June 6, 2010

Flowering Cacti from South America

Rebutia perplexa, an easy-to-grow, hyper blooming cacti for sunny windowsills. Just be certain to provide near-freexing temperatures during their bone dry winter period for good bloom.

While visiting the great Chelsea Flower Show a few years ago, I was taken by the magnificent displays of flowering cacti, all being grown in round bonsai pots. Since I despise poison green plastic pots, those displays have influenced how I now grow the few flowering cacti I keep. My collection blooms generally around the end of may, until the end of June, here are a few pics from this week.

It was a discovery for me, when I first started growing cacti, that many of the most beautiful flowering forms come from South America. I was also reminded about the fact that Cacti come from the new world, (the Americas) and Euphobia come from the old world ( Africa, Europe). An easy way to organize the basics, and always impressive cocktail chat.
Lobivia arachnachantha

I never had great bloom on my cacti until I was able to grow them under open glass, where they can get full sun year round, and winter temperatures near freezing, which seems to trigger the formation of more flower buds.

June 1, 2010

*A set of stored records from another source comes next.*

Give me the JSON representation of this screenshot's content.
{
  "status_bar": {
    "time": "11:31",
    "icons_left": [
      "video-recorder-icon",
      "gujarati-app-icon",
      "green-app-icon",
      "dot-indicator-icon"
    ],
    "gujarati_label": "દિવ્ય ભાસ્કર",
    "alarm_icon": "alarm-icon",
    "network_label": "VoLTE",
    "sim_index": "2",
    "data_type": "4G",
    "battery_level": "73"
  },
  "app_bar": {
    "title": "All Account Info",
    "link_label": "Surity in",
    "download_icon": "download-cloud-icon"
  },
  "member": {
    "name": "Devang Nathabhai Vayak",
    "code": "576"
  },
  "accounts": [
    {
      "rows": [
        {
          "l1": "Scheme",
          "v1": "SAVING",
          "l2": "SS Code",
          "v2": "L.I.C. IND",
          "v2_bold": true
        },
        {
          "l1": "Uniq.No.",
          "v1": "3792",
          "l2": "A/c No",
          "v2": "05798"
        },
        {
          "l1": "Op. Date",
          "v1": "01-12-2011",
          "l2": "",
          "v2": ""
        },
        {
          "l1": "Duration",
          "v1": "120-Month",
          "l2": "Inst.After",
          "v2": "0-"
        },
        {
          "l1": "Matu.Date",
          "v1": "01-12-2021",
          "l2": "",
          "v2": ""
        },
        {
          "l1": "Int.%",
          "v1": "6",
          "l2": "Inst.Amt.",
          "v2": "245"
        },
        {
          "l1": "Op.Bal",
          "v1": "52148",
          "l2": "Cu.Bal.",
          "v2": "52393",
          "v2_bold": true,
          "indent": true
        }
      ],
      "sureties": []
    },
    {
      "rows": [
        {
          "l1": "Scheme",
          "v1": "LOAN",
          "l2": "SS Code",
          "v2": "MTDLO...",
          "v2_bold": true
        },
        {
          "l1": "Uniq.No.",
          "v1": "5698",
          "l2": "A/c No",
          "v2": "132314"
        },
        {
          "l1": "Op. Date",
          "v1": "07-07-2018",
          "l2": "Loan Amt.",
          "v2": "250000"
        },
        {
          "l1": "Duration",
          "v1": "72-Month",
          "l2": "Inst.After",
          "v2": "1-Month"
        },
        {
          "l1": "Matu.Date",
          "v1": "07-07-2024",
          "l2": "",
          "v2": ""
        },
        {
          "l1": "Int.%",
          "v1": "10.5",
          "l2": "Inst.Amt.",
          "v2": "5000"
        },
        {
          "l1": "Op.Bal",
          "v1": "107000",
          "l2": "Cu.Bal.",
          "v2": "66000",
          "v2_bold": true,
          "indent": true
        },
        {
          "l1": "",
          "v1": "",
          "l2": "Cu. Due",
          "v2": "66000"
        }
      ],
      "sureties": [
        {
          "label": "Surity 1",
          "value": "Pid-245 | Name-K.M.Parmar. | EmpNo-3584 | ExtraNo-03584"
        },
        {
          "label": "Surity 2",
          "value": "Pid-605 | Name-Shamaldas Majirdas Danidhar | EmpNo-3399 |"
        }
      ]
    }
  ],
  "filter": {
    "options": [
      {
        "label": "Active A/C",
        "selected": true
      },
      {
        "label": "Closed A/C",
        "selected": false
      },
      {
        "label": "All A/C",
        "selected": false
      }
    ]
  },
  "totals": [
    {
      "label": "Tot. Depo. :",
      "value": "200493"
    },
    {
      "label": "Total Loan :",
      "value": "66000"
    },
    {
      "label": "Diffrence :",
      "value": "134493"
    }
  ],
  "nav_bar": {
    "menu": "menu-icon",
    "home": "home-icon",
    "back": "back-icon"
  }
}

Mothera vs. Batrzella - Itoh Peonies and Cecropia Moths.

Oh, it' is SO, June. Luna Moths and Peonies.

Yesterday, the Itoh Hybrid peony 'Barszella' began to open in the gold and blue garden, where there are four Itoh hybrids. Tonight, after a thunderstorm, the flowers are all laying down, (as peonies which are not properly staked will do), but the flowers are massive, and still a bright yellow, even thought the color in the light of dusk photograph's lighter. It is truly a butter yellow, and almost a foot in diameter.
It is June first, Silk Moth season.  These next two weeks mark our brief season of large, showy native species of Silk Moths, or those genus within the family Saturniinae. You know,  the big show moths which are bark and rbown colored with huge owl-like eyes, and, of course, the famous Luna moth. During these early weeks of June, these moths emerge, mate, lay eggs and die, all within a few days, and this year, I don't want to miss them again.

No moths tonight, but we know that they are out there. Here,  black walnut tree, a favorite species for adult females laying eggs shortly after mating.

Penstemon in the east

It's starting to look more like the foothills of the Rockies in Colorado, than a central Massachusetts garden but for whatever reason, the Penstemon that somehow were planted in our raised rock wall, * which probably came from a rock garden society seedling plant sale, or something similar) are blooming this June. We delight in their brief display, for these are plants which are notoriously challenging in gardens east of the Rockies.